“The misuse of will engenders a situation which, in the extreme, becomes altogether intolerable. Pain thresholds can be high, but they are not limitless. Eventually, everybody begins to recognize, however dimly, that there must be a better way. As this recognition is more firmly established, it becomes a perceptual turning point. This ultimately reawakens the spiritual eye simultaneously weakening the investment in physical sight. The alternating investment in the two types or levels of perception is usually experienced as conflict for a long time, and can become very acute. But the outcome is as certain as God.” (ACIM, COA ed., T-2.VI.8:1-7)
When we misuse our will, it becomes imprisoned. This seems to me to a check on our miscreation. God knew that His universes needed to survive, and His children needed to thrive in them, and so He sets limits. When we make poor, bad decisions, we experience pain. And this pain, when it becomes acute enough, signals to us that we have to change our ways.
It is not necessary to learn through pain; Jesus tells us this in A Course in Miracles, in another section of the book. It is much more lasting to learn through rewards, but sometimes we become extremely stubborn, and the only thing—the only thing—that will get our attention is an understanding that there must be a better way, a way without all this pain (and suffering). When we reach this point (and everybody will reach it eventually), we are primed to choose again, and this new choice is what will save us.

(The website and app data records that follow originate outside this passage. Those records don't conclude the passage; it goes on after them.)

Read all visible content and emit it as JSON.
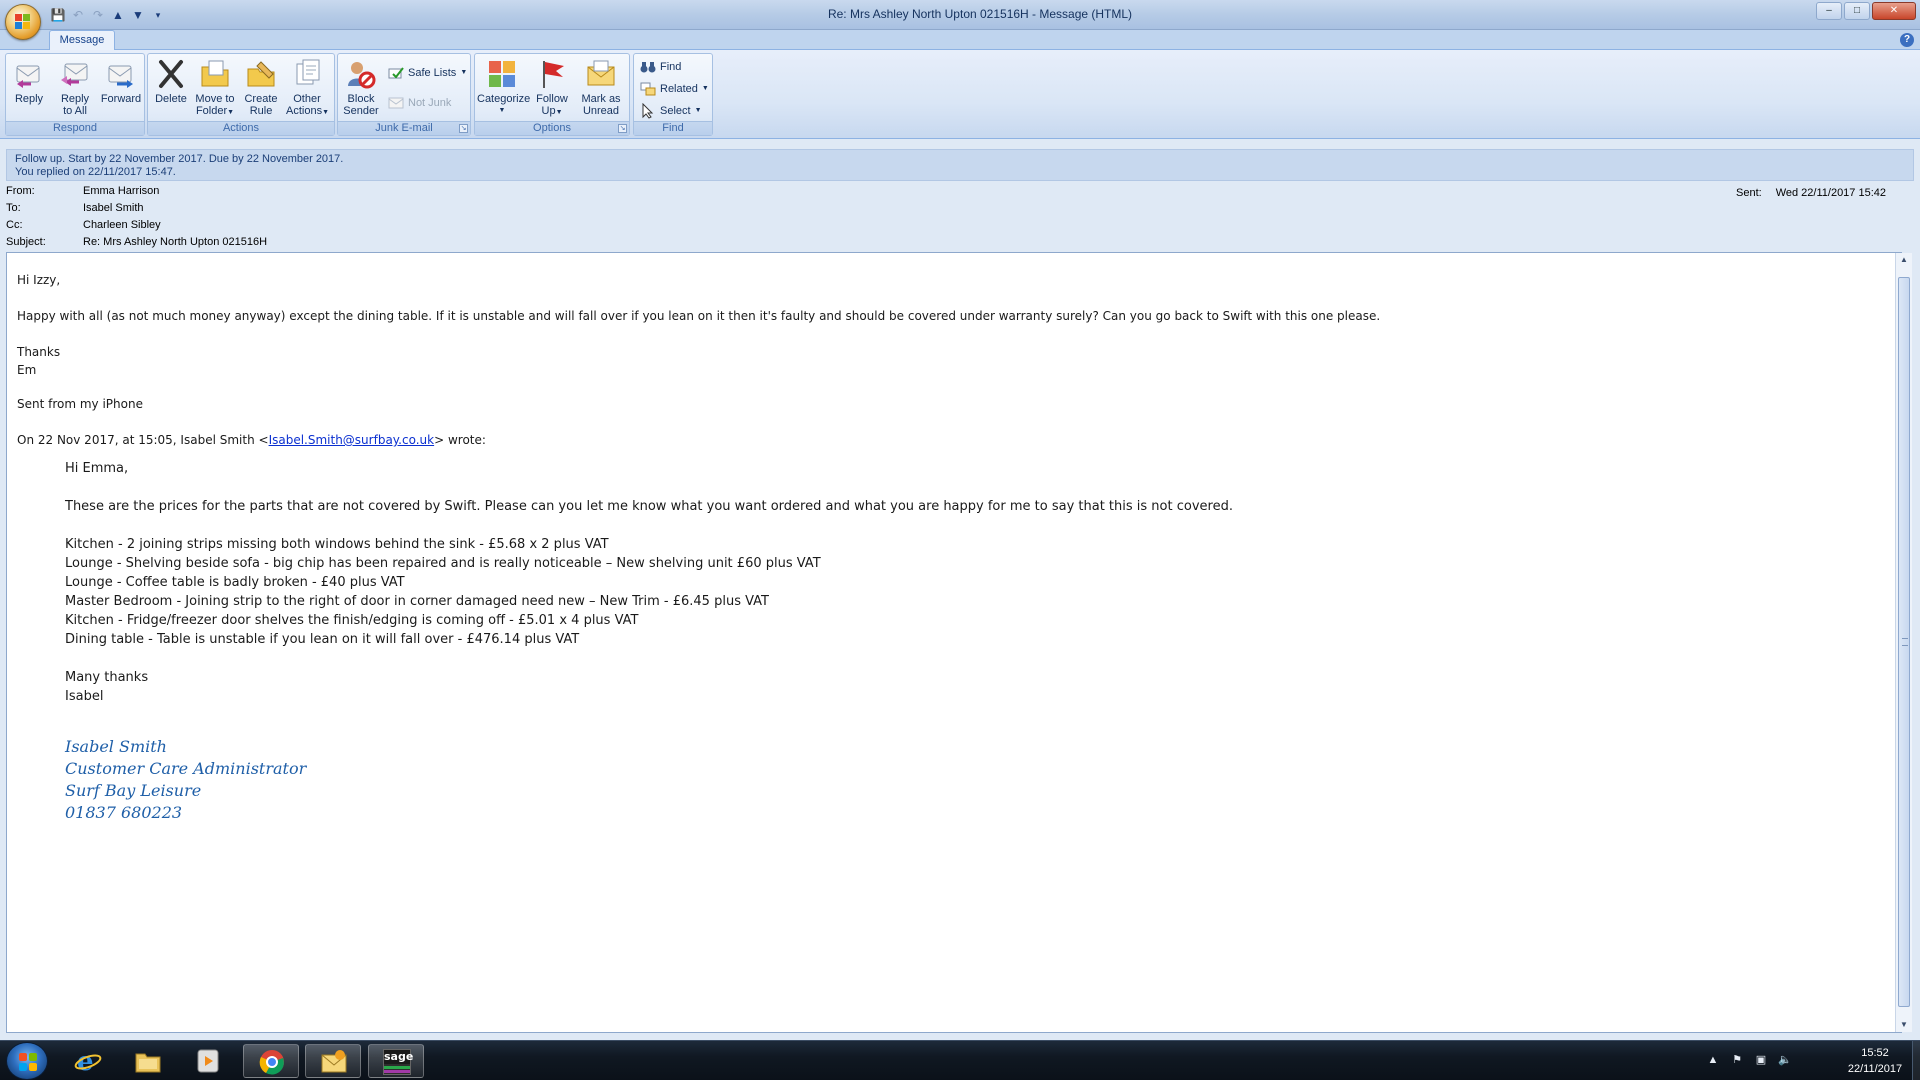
{
  "window": {
    "title": "Re: Mrs Ashley North Upton 021516H - Message (HTML)",
    "minimize": "–",
    "maximize": "□",
    "close": "✕"
  },
  "ribbon": {
    "tab": "Message",
    "groups": {
      "respond": {
        "label": "Respond",
        "reply": "Reply",
        "reply_all_1": "Reply",
        "reply_all_2": "to All",
        "forward": "Forward"
      },
      "actions": {
        "label": "Actions",
        "delete": "Delete",
        "move_1": "Move to",
        "move_2": "Folder",
        "rule_1": "Create",
        "rule_2": "Rule",
        "other_1": "Other",
        "other_2": "Actions"
      },
      "junk": {
        "label": "Junk E-mail",
        "block_1": "Block",
        "block_2": "Sender",
        "safe_lists": "Safe Lists",
        "not_junk": "Not Junk"
      },
      "options": {
        "label": "Options",
        "categorize": "Categorize",
        "follow_1": "Follow",
        "follow_2": "Up",
        "mark_1": "Mark as",
        "mark_2": "Unread"
      },
      "find": {
        "label": "Find",
        "find": "Find",
        "related": "Related",
        "select": "Select"
      }
    }
  },
  "infobar": {
    "line1": "Follow up.  Start by 22 November 2017.  Due by 22 November 2017.",
    "line2": "You replied on 22/11/2017 15:47."
  },
  "headers": {
    "from_label": "From:",
    "from": "Emma Harrison",
    "to_label": "To:",
    "to": "Isabel Smith",
    "cc_label": "Cc:",
    "cc": "Charleen Sibley",
    "subject_label": "Subject:",
    "subject": "Re: Mrs Ashley North Upton 021516H",
    "sent_label": "Sent:",
    "sent": "Wed 22/11/2017 15:42"
  },
  "message": {
    "greeting": "Hi Izzy,",
    "para1": "Happy with all (as not much money anyway) except the dining table. If it is unstable and will fall over if you lean on it then it's faulty and should be covered under warranty surely? Can you go back to Swift with this one please.",
    "thanks": "Thanks",
    "name": "Em",
    "sent_from": "Sent from my iPhone",
    "wrote_prefix": "On 22 Nov 2017, at 15:05, Isabel Smith <",
    "wrote_email": "Isabel.Smith@surfbay.co.uk",
    "wrote_suffix": "> wrote:",
    "quoted": {
      "greeting": "Hi Emma,",
      "intro": "These are the prices for the parts that are not covered by Swift. Please can you let me know what you want ordered and what you are happy for me to say that this is not covered.",
      "items": [
        "Kitchen - 2 joining strips missing both windows behind the sink - £5.68 x 2 plus VAT",
        "Lounge - Shelving beside sofa - big chip has been repaired and is really noticeable – New shelving unit £60 plus VAT",
        "Lounge - Coffee table is badly broken - £40 plus VAT",
        "Master Bedroom - Joining strip to the right of door in corner damaged need new – New Trim - £6.45 plus VAT",
        "Kitchen - Fridge/freezer door shelves the finish/edging is coming off - £5.01 x 4 plus VAT",
        "Dining table - Table is unstable if you lean on it will fall over - £476.14 plus VAT"
      ],
      "closing": "Many thanks",
      "signoff": "Isabel",
      "signature": {
        "name": "Isabel Smith",
        "role": "Customer Care Administrator",
        "company": "Surf Bay Leisure",
        "phone": "01837 680223"
      }
    }
  },
  "taskbar": {
    "apps": [
      "internet-explorer",
      "file-explorer",
      "media-player",
      "chrome",
      "outlook",
      "sage"
    ],
    "sage_label": "sage",
    "time": "15:52",
    "date": "22/11/2017"
  },
  "colors": {
    "ribbon_accent": "#3e6aaa",
    "link": "#0a2fd0",
    "signature": "#1f5fa8"
  }
}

Miracles can shorten this period of discomfort immensely. So it is miracles that we ought to pray for, miracles as expressions of love. The only thing stronger than fear (and fear brings pain) is love. And love sets us on the flower-strewn pathway back to God, the pathway of healing the illusory separation in which we have all believed.